Page 196 - Fill the wide circle of the eternal year : Stern winter smiles on that auspicious clime : The fields are florid with unfading prime ; From the bleak pole no winds inclement blow, Mould the round hail, or flake the fleecy snow ; But from the breezy deep the blest inhale The fragrant murmurs of the western gale.
Page 143 - Slow sinks, more lovely ere his race be run, Along Morea's hills the setting sun: Not, as in northern climes, obscurely bright, But one unclouded blaze of living light! O'er the hush'd deep the yellow beam he throws Gilds the green wave, that trembles as it glows.
Page 133 - The first is a petticoat, made to fit so tightly that, being at the same time quite elastic, the form of the limbs is rendered distinctly visible. The Manto, or cloak, is also a petticoat, but, instead of hanging about the heels, as all honest petticoats ought to do, it is drawn over the head, breast, and face ; and is kept so close by the hands, which it also conceals, 110 PEEU.
Page 133 - Manto, or clonk, is also a petticoat, but, instead of hanging about the heels, as all honest petticoats ought to do, it is drawn over the head, breast, and face, and is kept so close by the hands, which it also conceals, that no part of the body, except one eye, and sometimes only a small portion of...
Page 196 - The feverish air, fann'd by a cooling breeze ; The fruitful vales, set round with shady trees ; And guiltless men, who danced away their time, Fresh as their groves, and happy as their clime.

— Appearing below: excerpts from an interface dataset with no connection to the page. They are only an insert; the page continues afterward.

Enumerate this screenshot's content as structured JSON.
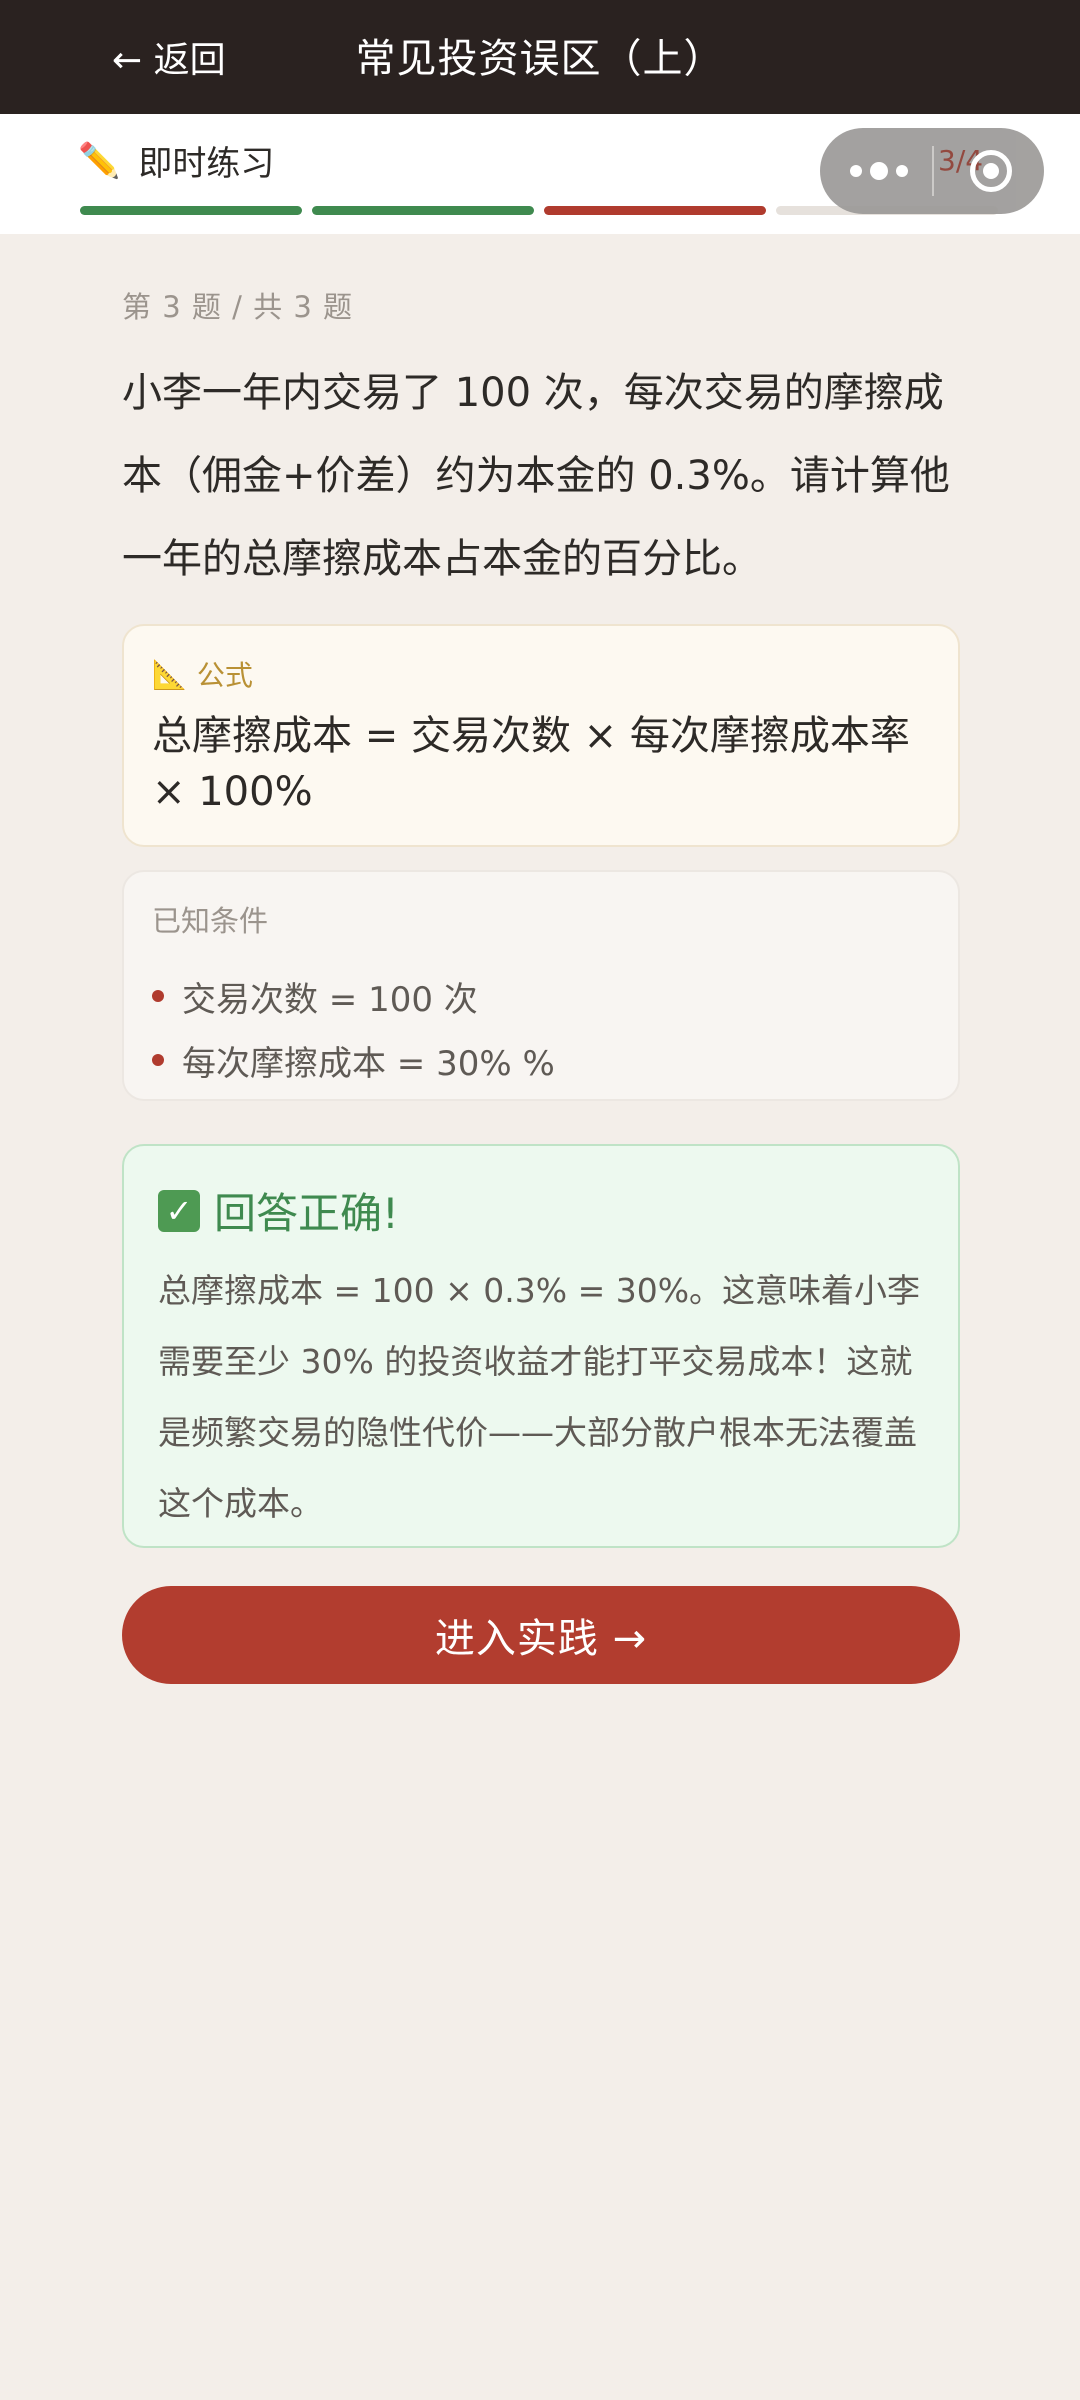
{
  "header": {
    "back_label": "← 返回",
    "title": "常见投资误区（上）"
  },
  "practice": {
    "label": "即时练习",
    "progress": [
      "done",
      "done",
      "wrong",
      "pending"
    ],
    "pager": "3/4"
  },
  "question": {
    "meta": "第 3 题 / 共 3 题",
    "text": "小李一年内交易了 100 次，每次交易的摩擦成本（佣金+价差）约为本金的 0.3%。请计算他一年的总摩擦成本占本金的百分比。"
  },
  "formula": {
    "title": "公式",
    "text": "总摩擦成本 = 交易次数 × 每次摩擦成本率 × 100%"
  },
  "known": {
    "title": "已知条件",
    "items": [
      "交易次数 = 100 次",
      "每次摩擦成本 = 30% %"
    ]
  },
  "result": {
    "status": "回答正确!",
    "text": "总摩擦成本 = 100 × 0.3% = 30%。这意味着小李需要至少 30% 的投资收益才能打平交易成本！这就是频繁交易的隐性代价——大部分散户根本无法覆盖这个成本。"
  },
  "cta": {
    "label": "进入实践 →"
  },
  "colors": {
    "header_bg": "#2a2220",
    "accent_red": "#b23d2f",
    "accent_green": "#3f8a4f",
    "page_bg": "#f3eee9"
  }
}
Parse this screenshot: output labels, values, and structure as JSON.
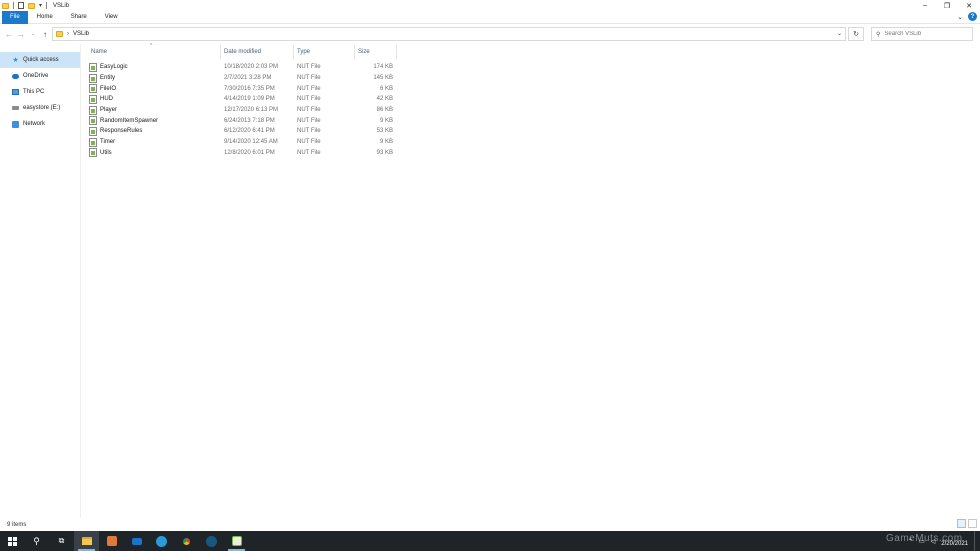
{
  "window": {
    "title": "VSLib",
    "controls": [
      "minimize",
      "restore",
      "close"
    ]
  },
  "ribbon": {
    "tabs": [
      "File",
      "Home",
      "Share",
      "View"
    ]
  },
  "address": {
    "path": [
      "VSLib"
    ],
    "search_placeholder": "Search VSLib"
  },
  "nav": {
    "items": [
      {
        "label": "Quick access",
        "icon": "star-icon",
        "active": true
      },
      {
        "label": "OneDrive",
        "icon": "cloud-icon"
      },
      {
        "label": "This PC",
        "icon": "computer-icon"
      },
      {
        "label": "easystore (E:)",
        "icon": "drive-icon"
      },
      {
        "label": "Network",
        "icon": "network-icon"
      }
    ]
  },
  "columns": {
    "name": "Name",
    "date": "Date modified",
    "type": "Type",
    "size": "Size"
  },
  "files": [
    {
      "name": "EasyLogic",
      "date": "10/18/2020 2:03 PM",
      "type": "NUT File",
      "size": "174 KB"
    },
    {
      "name": "Entity",
      "date": "2/7/2021 3:28 PM",
      "type": "NUT File",
      "size": "145 KB"
    },
    {
      "name": "FileIO",
      "date": "7/30/2016 7:35 PM",
      "type": "NUT File",
      "size": "6 KB"
    },
    {
      "name": "HUD",
      "date": "4/14/2019 1:09 PM",
      "type": "NUT File",
      "size": "42 KB"
    },
    {
      "name": "Player",
      "date": "12/17/2020 6:13 PM",
      "type": "NUT File",
      "size": "86 KB"
    },
    {
      "name": "RandomItemSpawner",
      "date": "6/24/2013 7:18 PM",
      "type": "NUT File",
      "size": "9 KB"
    },
    {
      "name": "ResponseRules",
      "date": "6/12/2020 6:41 PM",
      "type": "NUT File",
      "size": "53 KB"
    },
    {
      "name": "Timer",
      "date": "9/14/2020 12:45 AM",
      "type": "NUT File",
      "size": "9 KB"
    },
    {
      "name": "Utils",
      "date": "12/8/2020 6:01 PM",
      "type": "NUT File",
      "size": "93 KB"
    }
  ],
  "status": {
    "item_count": "9 items"
  },
  "taskbar": {
    "date": "2/20/2021",
    "watermark": "GameMuts.com"
  },
  "colors": {
    "accent": "#1979ca",
    "nav_selected": "#cce4f7",
    "taskbar": "#1f2429"
  }
}
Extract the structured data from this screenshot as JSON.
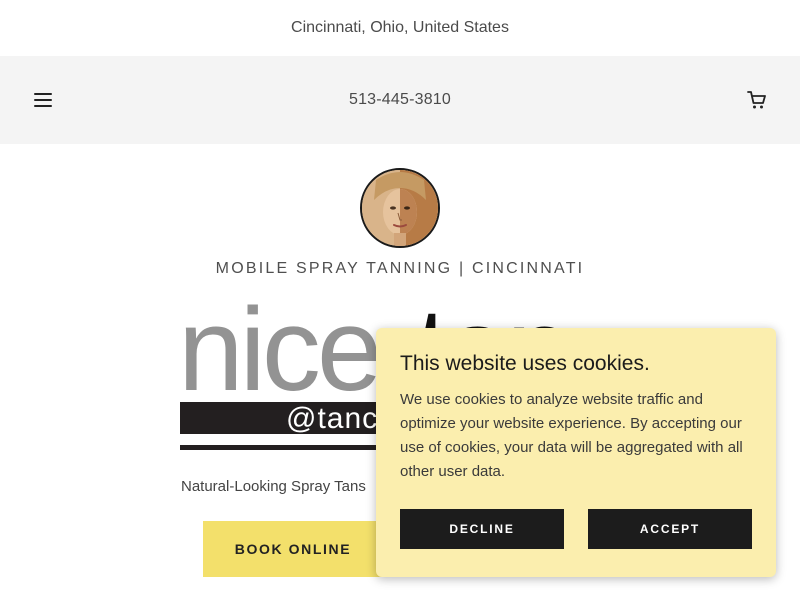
{
  "topbar": {
    "location": "Cincinnati, Ohio, United States"
  },
  "header": {
    "phone": "513-445-3810",
    "menu_icon": "hamburger-menu-icon",
    "cart_icon": "shopping-cart-icon"
  },
  "hero": {
    "tagline": "MOBILE SPRAY TANNING | CINCINNATI",
    "logo_text": {
      "word_nice": "nice",
      "word_tan": "tan",
      "handle": "@tanc"
    },
    "subtitle": "Natural-Looking Spray Tans",
    "book_button": "BOOK ONLINE"
  },
  "cookie_banner": {
    "title": "This website uses cookies.",
    "body": "We use cookies to analyze website traffic and optimize your website experience. By accepting our use of cookies, your data will be aggregated with all other user data.",
    "decline_label": "DECLINE",
    "accept_label": "ACCEPT"
  },
  "colors": {
    "header_bg": "#f4f4f4",
    "book_button": "#f3e06b",
    "cookie_bg": "#fbeeae",
    "cookie_buttons": "#1c1c1c"
  }
}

Page 41 - Indians use a soft, flat, round stone, about the size of a small cheese, which has had a hole beaten through its centre by dint of blows with a harder and pointed stone. To the stone thus perforated they fix a long handle, and as they swing it about they do great execution in the work of cimliiando, or field-levelling.